OIL: Western countries wish to gain more control over Libya’s energy sector. While Libya only produces about 2% of the world’s oil, it has Africa’s largest proven oil reserves. Libyan oil is also easy to access and high in quality, so production and refinery costs are low.
FINANCIAL INVESTMENTS: Western companies have massive investments in Libya. Canadian business interests in Libya include Suncor Energy, SNC-Lavalin, and Bombardier. All told, Canada has $2.2 billion worth of investments in Libya.
If western governments were serious about democracy, they would not have done business with the Qaddafi regime in the first place. And most certainly, arms sales would have been prohibited. However, most of the military equipment that Qaddafi forces are now using to suppress the Libyan people comes from western countries, including Canada, which, between 2007 and 2009, exported $86,682 worth of arms to Libya. In 2008 alone, the US sold $46 million worth of weapons to Libya.
COMPLIANCE: In contrast to the leaders of many Arab nations, including Egypt and Yemen, Colonel Qaddafi does not always do the bidding of western nations.
When he took power in a military coup in 1969, Colonel Qaddafi nationalized the Libyan oil industry. In 2003, after the “Shock and Awe” bombing campaign that leveled so much of Baghdad, Colonel Qaddafi, in a bid to save Libya from such devastation, opened up the Libyan oil industry to western investors. More recently, he began to threaten to renationalize it or to replace western businesses with companies from China, India, Russia, and Brazil.

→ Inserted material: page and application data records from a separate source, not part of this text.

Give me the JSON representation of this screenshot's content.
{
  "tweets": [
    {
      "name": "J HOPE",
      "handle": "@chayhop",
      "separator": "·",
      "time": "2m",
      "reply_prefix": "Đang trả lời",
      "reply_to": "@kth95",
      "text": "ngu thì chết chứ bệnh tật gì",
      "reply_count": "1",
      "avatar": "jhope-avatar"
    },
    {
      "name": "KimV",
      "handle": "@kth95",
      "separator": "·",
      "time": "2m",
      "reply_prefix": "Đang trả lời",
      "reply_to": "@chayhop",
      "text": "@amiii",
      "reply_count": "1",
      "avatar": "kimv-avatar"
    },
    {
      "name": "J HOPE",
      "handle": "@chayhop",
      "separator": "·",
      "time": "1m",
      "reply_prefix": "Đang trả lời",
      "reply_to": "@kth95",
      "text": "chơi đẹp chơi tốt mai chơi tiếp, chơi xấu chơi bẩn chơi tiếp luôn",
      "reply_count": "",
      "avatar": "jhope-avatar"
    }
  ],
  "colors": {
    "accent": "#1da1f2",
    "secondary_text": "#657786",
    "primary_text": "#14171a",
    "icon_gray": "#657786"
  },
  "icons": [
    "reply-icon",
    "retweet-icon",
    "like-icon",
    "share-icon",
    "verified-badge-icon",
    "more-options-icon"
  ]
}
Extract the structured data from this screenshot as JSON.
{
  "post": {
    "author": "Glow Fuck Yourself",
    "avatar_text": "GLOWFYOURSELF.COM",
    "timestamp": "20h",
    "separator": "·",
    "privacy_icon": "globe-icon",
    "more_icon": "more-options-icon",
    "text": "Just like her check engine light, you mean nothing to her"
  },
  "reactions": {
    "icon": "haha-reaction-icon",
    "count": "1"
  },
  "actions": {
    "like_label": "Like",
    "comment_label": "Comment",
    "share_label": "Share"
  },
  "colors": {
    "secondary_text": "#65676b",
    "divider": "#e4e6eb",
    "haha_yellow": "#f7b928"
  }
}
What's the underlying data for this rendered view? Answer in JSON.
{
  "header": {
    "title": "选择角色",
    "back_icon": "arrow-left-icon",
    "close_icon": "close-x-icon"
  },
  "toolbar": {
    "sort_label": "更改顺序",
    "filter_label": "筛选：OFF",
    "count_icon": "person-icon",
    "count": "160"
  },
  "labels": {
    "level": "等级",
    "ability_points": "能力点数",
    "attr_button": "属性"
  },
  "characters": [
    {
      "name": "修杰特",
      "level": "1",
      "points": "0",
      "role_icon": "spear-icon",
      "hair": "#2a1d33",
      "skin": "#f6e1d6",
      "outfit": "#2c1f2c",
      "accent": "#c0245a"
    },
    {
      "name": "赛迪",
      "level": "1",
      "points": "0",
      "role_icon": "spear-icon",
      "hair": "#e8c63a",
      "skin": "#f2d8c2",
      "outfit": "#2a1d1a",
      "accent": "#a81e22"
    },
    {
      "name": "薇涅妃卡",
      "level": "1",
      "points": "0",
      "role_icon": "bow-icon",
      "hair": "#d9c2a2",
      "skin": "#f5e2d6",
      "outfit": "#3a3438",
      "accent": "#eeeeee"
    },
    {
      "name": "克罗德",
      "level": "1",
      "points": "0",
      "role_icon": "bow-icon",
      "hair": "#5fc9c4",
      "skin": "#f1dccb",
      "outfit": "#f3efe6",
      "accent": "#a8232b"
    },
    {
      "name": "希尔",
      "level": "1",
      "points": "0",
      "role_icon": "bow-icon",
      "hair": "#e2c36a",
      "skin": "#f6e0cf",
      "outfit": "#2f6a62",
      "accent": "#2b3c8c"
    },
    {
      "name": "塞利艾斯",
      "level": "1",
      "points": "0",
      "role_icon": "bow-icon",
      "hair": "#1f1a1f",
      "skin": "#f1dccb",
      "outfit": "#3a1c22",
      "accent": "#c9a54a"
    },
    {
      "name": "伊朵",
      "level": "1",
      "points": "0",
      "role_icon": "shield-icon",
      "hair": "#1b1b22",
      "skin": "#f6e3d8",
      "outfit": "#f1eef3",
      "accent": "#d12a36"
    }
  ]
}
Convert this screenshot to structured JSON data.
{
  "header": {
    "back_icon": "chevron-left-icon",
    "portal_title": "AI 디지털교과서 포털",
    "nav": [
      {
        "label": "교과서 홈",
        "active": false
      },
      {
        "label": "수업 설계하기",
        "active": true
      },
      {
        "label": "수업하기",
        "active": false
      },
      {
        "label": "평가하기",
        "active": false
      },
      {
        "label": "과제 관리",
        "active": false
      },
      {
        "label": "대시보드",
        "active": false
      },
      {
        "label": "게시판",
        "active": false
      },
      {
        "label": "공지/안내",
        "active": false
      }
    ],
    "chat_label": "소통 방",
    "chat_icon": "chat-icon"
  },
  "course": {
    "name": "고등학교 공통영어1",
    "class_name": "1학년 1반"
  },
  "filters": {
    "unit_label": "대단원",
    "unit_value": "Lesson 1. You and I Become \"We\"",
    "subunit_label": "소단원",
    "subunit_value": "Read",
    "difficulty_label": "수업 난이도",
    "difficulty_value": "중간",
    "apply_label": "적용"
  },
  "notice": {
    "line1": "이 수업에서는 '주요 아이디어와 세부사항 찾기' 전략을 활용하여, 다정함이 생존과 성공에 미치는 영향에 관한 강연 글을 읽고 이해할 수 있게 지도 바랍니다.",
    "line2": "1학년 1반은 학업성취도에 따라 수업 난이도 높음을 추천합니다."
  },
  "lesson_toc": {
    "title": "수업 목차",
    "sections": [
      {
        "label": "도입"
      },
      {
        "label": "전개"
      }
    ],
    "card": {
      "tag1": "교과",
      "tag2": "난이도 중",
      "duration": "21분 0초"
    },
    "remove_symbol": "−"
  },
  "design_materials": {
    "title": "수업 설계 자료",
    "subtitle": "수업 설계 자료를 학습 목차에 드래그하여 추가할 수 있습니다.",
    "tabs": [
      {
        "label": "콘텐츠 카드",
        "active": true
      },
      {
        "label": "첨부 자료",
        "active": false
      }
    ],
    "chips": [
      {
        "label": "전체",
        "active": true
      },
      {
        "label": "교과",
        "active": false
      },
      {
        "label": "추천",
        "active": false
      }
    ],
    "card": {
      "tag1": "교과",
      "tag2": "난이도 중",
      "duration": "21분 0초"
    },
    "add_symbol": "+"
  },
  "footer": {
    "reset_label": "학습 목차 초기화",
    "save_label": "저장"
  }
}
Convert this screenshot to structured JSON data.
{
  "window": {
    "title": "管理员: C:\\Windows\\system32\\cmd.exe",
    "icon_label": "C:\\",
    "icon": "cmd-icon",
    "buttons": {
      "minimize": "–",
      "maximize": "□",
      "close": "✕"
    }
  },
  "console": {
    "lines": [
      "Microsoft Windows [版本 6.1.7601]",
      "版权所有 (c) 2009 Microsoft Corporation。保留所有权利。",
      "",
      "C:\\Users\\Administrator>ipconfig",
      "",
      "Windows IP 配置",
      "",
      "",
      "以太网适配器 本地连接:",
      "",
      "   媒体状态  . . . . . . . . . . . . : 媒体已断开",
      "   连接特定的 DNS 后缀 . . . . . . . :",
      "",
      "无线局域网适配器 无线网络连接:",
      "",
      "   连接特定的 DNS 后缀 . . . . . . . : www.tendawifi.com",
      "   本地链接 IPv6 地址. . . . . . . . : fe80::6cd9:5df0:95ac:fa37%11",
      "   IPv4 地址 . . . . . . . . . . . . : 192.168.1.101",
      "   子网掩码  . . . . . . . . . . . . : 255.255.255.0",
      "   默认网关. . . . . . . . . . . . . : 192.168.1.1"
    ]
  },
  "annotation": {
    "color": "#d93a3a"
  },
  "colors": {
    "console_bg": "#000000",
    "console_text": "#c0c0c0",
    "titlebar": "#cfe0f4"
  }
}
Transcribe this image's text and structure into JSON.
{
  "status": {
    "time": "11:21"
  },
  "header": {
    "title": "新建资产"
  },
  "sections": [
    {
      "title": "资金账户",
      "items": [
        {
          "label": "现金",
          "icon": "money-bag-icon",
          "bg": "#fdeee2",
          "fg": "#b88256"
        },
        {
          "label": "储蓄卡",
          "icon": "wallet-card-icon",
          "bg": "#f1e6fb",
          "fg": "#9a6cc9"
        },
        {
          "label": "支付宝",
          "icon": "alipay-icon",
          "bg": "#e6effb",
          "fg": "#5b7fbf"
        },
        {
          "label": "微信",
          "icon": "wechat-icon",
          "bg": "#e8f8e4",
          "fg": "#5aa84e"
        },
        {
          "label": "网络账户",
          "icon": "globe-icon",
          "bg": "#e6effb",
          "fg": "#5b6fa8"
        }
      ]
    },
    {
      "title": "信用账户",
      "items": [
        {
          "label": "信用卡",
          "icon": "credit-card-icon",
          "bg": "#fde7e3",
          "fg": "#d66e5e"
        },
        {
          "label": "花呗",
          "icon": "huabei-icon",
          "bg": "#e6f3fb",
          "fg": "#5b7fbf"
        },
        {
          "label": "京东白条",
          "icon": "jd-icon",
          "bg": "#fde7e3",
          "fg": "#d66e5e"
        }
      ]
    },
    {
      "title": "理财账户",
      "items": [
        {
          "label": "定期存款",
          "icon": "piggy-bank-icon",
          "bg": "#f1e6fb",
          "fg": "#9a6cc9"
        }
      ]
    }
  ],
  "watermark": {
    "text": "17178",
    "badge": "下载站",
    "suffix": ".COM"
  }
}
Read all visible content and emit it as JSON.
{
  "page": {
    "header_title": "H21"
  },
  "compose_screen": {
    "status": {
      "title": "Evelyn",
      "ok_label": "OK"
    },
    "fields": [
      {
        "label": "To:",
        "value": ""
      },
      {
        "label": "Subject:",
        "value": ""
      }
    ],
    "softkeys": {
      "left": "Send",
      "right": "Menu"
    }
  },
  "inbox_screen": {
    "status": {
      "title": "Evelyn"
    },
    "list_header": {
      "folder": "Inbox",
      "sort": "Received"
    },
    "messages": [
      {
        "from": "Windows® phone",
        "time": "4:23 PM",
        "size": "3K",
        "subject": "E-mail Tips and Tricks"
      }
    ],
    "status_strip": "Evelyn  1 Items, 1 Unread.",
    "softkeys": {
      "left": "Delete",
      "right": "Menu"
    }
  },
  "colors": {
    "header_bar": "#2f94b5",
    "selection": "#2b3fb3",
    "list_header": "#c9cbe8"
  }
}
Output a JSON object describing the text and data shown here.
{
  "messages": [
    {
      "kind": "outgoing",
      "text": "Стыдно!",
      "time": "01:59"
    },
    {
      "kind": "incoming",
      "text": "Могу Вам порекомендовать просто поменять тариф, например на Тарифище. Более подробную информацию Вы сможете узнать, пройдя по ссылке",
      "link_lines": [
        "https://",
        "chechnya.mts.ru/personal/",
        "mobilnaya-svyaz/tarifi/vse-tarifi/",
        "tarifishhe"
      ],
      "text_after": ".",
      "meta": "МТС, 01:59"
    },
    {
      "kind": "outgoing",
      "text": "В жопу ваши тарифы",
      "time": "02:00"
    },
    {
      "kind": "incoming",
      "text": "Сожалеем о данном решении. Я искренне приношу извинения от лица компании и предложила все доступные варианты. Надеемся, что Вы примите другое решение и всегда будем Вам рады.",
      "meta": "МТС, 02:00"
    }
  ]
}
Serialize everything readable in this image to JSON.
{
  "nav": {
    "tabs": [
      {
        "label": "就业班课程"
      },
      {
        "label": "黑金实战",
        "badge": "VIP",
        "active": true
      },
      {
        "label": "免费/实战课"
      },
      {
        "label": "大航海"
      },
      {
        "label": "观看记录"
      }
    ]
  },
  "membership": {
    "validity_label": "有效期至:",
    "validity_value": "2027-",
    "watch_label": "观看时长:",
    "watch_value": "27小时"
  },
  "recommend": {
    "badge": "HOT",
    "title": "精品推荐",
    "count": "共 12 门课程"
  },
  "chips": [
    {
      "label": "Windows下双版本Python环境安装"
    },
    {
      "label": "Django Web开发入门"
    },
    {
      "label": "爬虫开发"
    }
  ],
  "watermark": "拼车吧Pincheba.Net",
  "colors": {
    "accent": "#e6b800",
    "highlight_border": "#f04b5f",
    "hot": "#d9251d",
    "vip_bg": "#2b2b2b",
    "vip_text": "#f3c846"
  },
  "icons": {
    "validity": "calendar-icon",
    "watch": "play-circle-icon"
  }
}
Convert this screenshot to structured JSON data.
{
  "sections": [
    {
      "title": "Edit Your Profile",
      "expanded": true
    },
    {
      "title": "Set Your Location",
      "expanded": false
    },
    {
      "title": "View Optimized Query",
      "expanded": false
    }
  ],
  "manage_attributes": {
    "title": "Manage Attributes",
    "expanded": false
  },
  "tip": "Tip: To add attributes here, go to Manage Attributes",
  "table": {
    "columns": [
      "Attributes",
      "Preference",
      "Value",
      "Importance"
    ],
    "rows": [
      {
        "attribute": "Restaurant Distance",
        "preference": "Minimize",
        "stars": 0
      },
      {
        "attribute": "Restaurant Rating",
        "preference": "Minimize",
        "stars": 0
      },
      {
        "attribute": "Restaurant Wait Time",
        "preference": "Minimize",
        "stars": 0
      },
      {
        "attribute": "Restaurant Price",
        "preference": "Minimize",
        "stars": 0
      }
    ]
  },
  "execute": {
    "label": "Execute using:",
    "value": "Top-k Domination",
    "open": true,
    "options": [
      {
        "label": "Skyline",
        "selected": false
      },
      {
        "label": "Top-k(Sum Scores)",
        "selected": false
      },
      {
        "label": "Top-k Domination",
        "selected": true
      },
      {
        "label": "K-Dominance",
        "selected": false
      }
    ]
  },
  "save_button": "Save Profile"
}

1. Civilian casualties: The declared goal of the mission is to protect civilians from Colonel Qaddafi’s security forces. There are already credible reports of civilian deaths resulting from NATO air strikes. As the wars in Afghanistan and Iraq demonstrate, aerial bombings by western forces pose an enormous danger to civilian populations. The use of unmanned drones in Libya increases the risk of civilian deaths.
2. Mission creep: Resolution #1973 authorizes international forces to act to protect civilians. It does not authorize them to support one side in a civil war or to remove Qaddafi from power. Targeted killings are in violation of international law.
3. Cost to Canadian taxpayers: How many millions (or will it be billions?) is the Libyan mission going to cost Canadians? A military expert, cited in the Leader-Post, says he’d “be surprised if it was anything less than $100 million” per month. That’s enough to build 435 affordable housing units every month.
4. Endless war: When Parliament resumes on June 2, one of the first items on the agenda will be an extension of the war in Libya. NDP foreign affairs critic, Paul Dewar, says the Official Opposition will not oppose an extension. When will this war end? Will it be another endless war?
TAKE ACTION: CITIZEN ENGAGEMENT AND EMPOWERMENT
- Let Prime Minister Stephen Harper know you don’t want Canadians killing Libyans in the name of protecting Libyans; you don’t want any more of your tax dollars spent on the war in Libya; you want Canada out of Libya now: email@example.com or 613-992-4211.
- Send the same message to the Leader of the Opposition, Jack Layton: Layton.J@parl.gc.ca or 416-405-8914.
Democracy is much more than elections. In a true democracy, it is what happens between elections that really matters.
●Stay informed: Read a daily newspaper. Watch the TV news. Listen to Human Rights Radio (Friday, noon–1 pm, CJTR FM 91.3). Visit Democracy Now! online (http://www.democracynow.org/).
●Make your voice heard: Engage in political discussions. Write letters to the editor. Contact your MP. Join us at the vigil (Every Thursday, noon–12:30 pm, Scarth Street at 11th Avenue).